- **Your assignment**:
Type out all the records again exactly.

Page and application data records
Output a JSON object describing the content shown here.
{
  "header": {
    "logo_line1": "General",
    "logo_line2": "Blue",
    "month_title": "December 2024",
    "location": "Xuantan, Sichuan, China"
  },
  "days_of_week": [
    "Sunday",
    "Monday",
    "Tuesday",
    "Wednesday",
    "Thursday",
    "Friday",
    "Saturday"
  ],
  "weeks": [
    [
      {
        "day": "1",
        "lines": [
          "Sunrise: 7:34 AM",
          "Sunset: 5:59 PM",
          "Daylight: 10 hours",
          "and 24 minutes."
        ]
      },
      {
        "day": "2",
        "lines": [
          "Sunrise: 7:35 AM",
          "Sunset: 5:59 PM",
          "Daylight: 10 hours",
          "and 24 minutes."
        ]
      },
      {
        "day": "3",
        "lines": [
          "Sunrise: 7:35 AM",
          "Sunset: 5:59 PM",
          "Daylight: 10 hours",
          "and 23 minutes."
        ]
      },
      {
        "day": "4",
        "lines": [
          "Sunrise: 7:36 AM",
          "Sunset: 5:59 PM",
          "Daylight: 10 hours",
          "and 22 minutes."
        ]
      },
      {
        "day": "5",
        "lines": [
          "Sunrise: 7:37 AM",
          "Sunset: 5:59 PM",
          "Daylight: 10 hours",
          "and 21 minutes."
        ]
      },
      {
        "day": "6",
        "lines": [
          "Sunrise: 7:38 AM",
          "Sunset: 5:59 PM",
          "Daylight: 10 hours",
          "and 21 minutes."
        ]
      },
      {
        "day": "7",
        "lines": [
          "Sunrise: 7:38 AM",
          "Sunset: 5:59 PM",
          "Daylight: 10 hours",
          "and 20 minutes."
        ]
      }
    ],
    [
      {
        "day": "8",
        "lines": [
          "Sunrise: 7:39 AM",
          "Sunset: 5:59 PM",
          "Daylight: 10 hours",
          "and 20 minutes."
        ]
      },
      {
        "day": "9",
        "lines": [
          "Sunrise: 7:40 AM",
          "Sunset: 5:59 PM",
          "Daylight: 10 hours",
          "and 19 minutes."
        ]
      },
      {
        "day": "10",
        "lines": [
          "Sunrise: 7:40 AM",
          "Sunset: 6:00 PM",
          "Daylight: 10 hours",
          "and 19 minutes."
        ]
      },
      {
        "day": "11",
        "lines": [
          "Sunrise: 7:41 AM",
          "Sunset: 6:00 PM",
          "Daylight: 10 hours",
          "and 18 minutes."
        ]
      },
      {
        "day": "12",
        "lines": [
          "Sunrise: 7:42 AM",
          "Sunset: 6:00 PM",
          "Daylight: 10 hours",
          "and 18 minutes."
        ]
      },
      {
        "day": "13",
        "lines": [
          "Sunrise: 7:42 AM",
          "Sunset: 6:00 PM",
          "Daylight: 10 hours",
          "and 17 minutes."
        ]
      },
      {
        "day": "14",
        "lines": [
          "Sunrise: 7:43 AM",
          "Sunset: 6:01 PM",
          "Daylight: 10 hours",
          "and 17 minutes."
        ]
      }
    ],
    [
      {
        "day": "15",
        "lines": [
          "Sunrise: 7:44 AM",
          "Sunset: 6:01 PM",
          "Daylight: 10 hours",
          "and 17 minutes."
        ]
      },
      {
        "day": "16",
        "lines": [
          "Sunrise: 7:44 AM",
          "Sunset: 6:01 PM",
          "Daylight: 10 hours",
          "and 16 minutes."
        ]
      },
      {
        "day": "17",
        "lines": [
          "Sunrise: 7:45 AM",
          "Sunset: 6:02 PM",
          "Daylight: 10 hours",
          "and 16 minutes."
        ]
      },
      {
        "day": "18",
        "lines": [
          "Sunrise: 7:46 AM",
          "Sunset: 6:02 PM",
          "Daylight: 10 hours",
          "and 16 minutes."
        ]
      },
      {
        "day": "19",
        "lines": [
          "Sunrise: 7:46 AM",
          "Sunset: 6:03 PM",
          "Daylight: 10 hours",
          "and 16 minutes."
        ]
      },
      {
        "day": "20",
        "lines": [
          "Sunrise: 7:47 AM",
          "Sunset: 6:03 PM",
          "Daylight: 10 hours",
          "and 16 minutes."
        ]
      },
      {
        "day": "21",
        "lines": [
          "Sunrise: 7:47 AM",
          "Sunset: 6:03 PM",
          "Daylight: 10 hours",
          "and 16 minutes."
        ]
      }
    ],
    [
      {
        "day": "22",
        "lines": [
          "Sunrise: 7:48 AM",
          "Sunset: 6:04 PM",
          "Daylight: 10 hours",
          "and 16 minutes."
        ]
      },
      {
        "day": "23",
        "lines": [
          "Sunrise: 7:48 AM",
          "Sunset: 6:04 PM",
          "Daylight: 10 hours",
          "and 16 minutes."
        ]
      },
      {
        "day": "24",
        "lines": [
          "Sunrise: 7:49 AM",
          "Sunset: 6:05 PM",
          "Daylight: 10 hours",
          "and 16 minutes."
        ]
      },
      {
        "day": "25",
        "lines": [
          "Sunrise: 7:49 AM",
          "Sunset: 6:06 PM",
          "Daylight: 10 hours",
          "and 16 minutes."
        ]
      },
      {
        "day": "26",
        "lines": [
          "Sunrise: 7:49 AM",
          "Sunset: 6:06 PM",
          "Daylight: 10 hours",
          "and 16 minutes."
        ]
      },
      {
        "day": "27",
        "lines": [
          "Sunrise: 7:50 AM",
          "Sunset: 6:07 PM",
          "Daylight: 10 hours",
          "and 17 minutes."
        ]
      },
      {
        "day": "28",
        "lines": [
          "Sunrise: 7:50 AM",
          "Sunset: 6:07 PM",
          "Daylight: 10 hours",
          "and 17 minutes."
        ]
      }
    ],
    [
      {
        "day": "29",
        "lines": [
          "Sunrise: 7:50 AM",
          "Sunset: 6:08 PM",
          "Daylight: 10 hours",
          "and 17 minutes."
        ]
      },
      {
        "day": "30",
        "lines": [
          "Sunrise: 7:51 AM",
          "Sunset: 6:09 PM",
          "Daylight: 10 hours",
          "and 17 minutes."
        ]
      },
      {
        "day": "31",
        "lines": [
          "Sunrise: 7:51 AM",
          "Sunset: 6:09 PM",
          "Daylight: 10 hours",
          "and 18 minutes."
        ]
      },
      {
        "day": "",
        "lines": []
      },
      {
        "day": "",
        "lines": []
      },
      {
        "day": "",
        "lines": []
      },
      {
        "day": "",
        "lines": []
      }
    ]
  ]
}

- **The answer**:
Output a JSON object describing the content shown here.
{
  "header": {
    "logo_line1": "General",
    "logo_line2": "Blue",
    "month_title": "December 2024",
    "location": "Xuantan, Sichuan, China"
  },
  "days_of_week": [
    "Sunday",
    "Monday",
    "Tuesday",
    "Wednesday",
    "Thursday",
    "Friday",
    "Saturday"
  ],
  "weeks": [
    [
      {
        "day": "1",
        "lines": [
          "Sunrise: 7:34 AM",
          "Sunset: 5:59 PM",
          "Daylight: 10 hours",
          "and 24 minutes."
        ]
      },
      {
        "day": "2",
        "lines": [
          "Sunrise: 7:35 AM",
          "Sunset: 5:59 PM",
          "Daylight: 10 hours",
          "and 24 minutes."
        ]
      },
      {
        "day": "3",
        "lines": [
          "Sunrise: 7:35 AM",
          "Sunset: 5:59 PM",
          "Daylight: 10 hours",
          "and 23 minutes."
        ]
      },
      {
        "day": "4",
        "lines": [
          "Sunrise: 7:36 AM",
          "Sunset: 5:59 PM",
          "Daylight: 10 hours",
          "and 22 minutes."
        ]
      },
      {
        "day": "5",
        "lines": [
          "Sunrise: 7:37 AM",
          "Sunset: 5:59 PM",
          "Daylight: 10 hours",
          "and 21 minutes."
        ]
      },
      {
        "day": "6",
        "lines": [
          "Sunrise: 7:38 AM",
          "Sunset: 5:59 PM",
          "Daylight: 10 hours",
          "and 21 minutes."
        ]
      },
      {
        "day": "7",
        "lines": [
          "Sunrise: 7:38 AM",
          "Sunset: 5:59 PM",
          "Daylight: 10 hours",
          "and 20 minutes."
        ]
      }
    ],
    [
      {
        "day": "8",
        "lines": [
          "Sunrise: 7:39 AM",
          "Sunset: 5:59 PM",
          "Daylight: 10 hours",
          "and 20 minutes."
        ]
      },
      {
        "day": "9",
        "lines": [
          "Sunrise: 7:40 AM",
          "Sunset: 5:59 PM",
          "Daylight: 10 hours",
          "and 19 minutes."
        ]
      },
      {
        "day": "10",
        "lines": [
          "Sunrise: 7:40 AM",
          "Sunset: 6:00 PM",
          "Daylight: 10 hours",
          "and 19 minutes."
        ]
      },
      {
        "day": "11",
        "lines": [
          "Sunrise: 7:41 AM",
          "Sunset: 6:00 PM",
          "Daylight: 10 hours",
          "and 18 minutes."
        ]
      },
      {
        "day": "12",
        "lines": [
          "Sunrise: 7:42 AM",
          "Sunset: 6:00 PM",
          "Daylight: 10 hours",
          "and 18 minutes."
        ]
      },
      {
        "day": "13",
        "lines": [
          "Sunrise: 7:42 AM",
          "Sunset: 6:00 PM",
          "Daylight: 10 hours",
          "and 17 minutes."
        ]
      },
      {
        "day": "14",
        "lines": [
          "Sunrise: 7:43 AM",
          "Sunset: 6:01 PM",
          "Daylight: 10 hours",
          "and 17 minutes."
        ]
      }
    ],
    [
      {
        "day": "15",
        "lines": [
          "Sunrise: 7:44 AM",
          "Sunset: 6:01 PM",
          "Daylight: 10 hours",
          "and 17 minutes."
        ]
      },
      {
        "day": "16",
        "lines": [
          "Sunrise: 7:44 AM",
          "Sunset: 6:01 PM",
          "Daylight: 10 hours",
          "and 16 minutes."
        ]
      },
      {
        "day": "17",
        "lines": [
          "Sunrise: 7:45 AM",
          "Sunset: 6:02 PM",
          "Daylight: 10 hours",
          "and 16 minutes."
        ]
      },
      {
        "day": "18",
        "lines": [
          "Sunrise: 7:46 AM",
          "Sunset: 6:02 PM",
          "Daylight: 10 hours",
          "and 16 minutes."
        ]
      },
      {
        "day": "19",
        "lines": [
          "Sunrise: 7:46 AM",
          "Sunset: 6:03 PM",
          "Daylight: 10 hours",
          "and 16 minutes."
        ]
      },
      {
        "day": "20",
        "lines": [
          "Sunrise: 7:47 AM",
          "Sunset: 6:03 PM",
          "Daylight: 10 hours",
          "and 16 minutes."
        ]
      },
      {
        "day": "21",
        "lines": [
          "Sunrise: 7:47 AM",
          "Sunset: 6:03 PM",
          "Daylight: 10 hours",
          "and 16 minutes."
        ]
      }
    ],
    [
      {
        "day": "22",
        "lines": [
          "Sunrise: 7:48 AM",
          "Sunset: 6:04 PM",
          "Daylight: 10 hours",
          "and 16 minutes."
        ]
      },
      {
        "day": "23",
        "lines": [
          "Sunrise: 7:48 AM",
          "Sunset: 6:04 PM",
          "Daylight: 10 hours",
          "and 16 minutes."
        ]
      },
      {
        "day": "24",
        "lines": [
          "Sunrise: 7:49 AM",
          "Sunset: 6:05 PM",
          "Daylight: 10 hours",
          "and 16 minutes."
        ]
      },
      {
        "day": "25",
        "lines": [
          "Sunrise: 7:49 AM",
          "Sunset: 6:06 PM",
          "Daylight: 10 hours",
          "and 16 minutes."
        ]
      },
      {
        "day": "26",
        "lines": [
          "Sunrise: 7:49 AM",
          "Sunset: 6:06 PM",
          "Daylight: 10 hours",
          "and 16 minutes."
        ]
      },
      {
        "day": "27",
        "lines": [
          "Sunrise: 7:50 AM",
          "Sunset: 6:07 PM",
          "Daylight: 10 hours",
          "and 17 minutes."
        ]
      },
      {
        "day": "28",
        "lines": [
          "Sunrise: 7:50 AM",
          "Sunset: 6:07 PM",
          "Daylight: 10 hours",
          "and 17 minutes."
        ]
      }
    ],
    [
      {
        "day": "29",
        "lines": [
          "Sunrise: 7:50 AM",
          "Sunset: 6:08 PM",
          "Daylight: 10 hours",
          "and 17 minutes."
        ]
      },
      {
        "day": "30",
        "lines": [
          "Sunrise: 7:51 AM",
          "Sunset: 6:09 PM",
          "Daylight: 10 hours",
          "and 17 minutes."
        ]
      },
      {
        "day": "31",
        "lines": [
          "Sunrise: 7:51 AM",
          "Sunset: 6:09 PM",
          "Daylight: 10 hours",
          "and 18 minutes."
        ]
      },
      {
        "day": "",
        "lines": []
      },
      {
        "day": "",
        "lines": []
      },
      {
        "day": "",
        "lines": []
      },
      {
        "day": "",
        "lines": []
      }
    ]
  ]
}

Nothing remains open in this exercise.